Go through the lines below and copy any that hold the string "Catsay".

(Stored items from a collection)
::::

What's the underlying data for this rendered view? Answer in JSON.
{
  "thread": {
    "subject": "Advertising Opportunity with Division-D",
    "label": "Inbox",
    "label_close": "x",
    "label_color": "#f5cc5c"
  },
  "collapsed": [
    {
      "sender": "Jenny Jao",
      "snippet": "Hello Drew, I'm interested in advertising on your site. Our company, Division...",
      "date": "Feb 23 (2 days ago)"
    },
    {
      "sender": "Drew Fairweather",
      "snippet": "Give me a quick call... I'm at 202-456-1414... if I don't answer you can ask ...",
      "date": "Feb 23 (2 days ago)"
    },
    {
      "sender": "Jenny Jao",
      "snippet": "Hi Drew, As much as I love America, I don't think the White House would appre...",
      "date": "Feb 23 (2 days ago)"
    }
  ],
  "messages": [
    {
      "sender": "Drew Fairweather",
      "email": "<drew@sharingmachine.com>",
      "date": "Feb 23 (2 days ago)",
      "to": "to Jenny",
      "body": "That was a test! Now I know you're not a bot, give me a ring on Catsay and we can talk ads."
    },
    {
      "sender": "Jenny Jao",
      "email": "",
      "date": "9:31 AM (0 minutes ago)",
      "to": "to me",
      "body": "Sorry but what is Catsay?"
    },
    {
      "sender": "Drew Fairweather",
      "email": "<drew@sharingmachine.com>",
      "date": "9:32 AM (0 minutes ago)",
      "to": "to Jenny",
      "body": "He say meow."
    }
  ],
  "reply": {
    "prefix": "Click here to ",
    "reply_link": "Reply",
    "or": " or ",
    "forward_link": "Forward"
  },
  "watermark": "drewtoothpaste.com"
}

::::

RESPONSE =
      "body": "That was a test! Now I know you're not a bot, give me a ring on Catsay and we can talk ads."
      "body": "Sorry but what is Catsay?"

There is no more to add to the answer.